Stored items
[Start of Attachment]

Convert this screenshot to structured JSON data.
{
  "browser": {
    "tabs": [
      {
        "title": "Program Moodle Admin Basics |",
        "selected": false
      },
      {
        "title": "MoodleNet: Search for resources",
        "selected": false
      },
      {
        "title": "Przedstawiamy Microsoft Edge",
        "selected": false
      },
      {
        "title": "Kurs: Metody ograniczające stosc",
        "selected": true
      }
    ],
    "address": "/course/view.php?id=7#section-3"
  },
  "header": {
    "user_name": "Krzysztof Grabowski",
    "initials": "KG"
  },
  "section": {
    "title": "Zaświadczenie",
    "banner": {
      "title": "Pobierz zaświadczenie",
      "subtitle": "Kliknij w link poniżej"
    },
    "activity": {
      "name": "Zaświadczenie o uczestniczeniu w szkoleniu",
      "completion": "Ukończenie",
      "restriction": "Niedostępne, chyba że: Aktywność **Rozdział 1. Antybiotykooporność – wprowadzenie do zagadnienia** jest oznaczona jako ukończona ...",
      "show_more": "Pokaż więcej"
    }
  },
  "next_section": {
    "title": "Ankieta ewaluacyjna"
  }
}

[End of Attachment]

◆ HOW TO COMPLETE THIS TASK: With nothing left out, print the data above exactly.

◆ EXERCISE ANSWER:
Convert this screenshot to structured JSON data.
{
  "browser": {
    "tabs": [
      {
        "title": "Program Moodle Admin Basics |",
        "selected": false
      },
      {
        "title": "MoodleNet: Search for resources",
        "selected": false
      },
      {
        "title": "Przedstawiamy Microsoft Edge",
        "selected": false
      },
      {
        "title": "Kurs: Metody ograniczające stosc",
        "selected": true
      }
    ],
    "address": "/course/view.php?id=7#section-3"
  },
  "header": {
    "user_name": "Krzysztof Grabowski",
    "initials": "KG"
  },
  "section": {
    "title": "Zaświadczenie",
    "banner": {
      "title": "Pobierz zaświadczenie",
      "subtitle": "Kliknij w link poniżej"
    },
    "activity": {
      "name": "Zaświadczenie o uczestniczeniu w szkoleniu",
      "completion": "Ukończenie",
      "restriction": "Niedostępne, chyba że: Aktywność **Rozdział 1. Antybiotykooporność – wprowadzenie do zagadnienia** jest oznaczona jako ukończona ...",
      "show_more": "Pokaż więcej"
    }
  },
  "next_section": {
    "title": "Ankieta ewaluacyjna"
  }
}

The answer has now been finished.